Exercise goal: Please state how many lines in the records below contain the word "image"; the answer should be a number and nothing else.

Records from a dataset
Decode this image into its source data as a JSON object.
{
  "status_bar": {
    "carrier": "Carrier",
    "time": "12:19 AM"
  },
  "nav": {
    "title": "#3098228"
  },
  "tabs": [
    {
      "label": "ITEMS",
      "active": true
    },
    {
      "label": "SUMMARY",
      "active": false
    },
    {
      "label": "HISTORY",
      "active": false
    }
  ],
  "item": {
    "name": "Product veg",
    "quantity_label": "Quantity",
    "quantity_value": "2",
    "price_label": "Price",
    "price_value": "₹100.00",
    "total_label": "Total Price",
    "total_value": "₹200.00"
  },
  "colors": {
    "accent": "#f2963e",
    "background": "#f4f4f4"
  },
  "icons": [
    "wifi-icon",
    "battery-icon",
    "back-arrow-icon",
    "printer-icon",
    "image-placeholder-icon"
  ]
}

Written answer: 2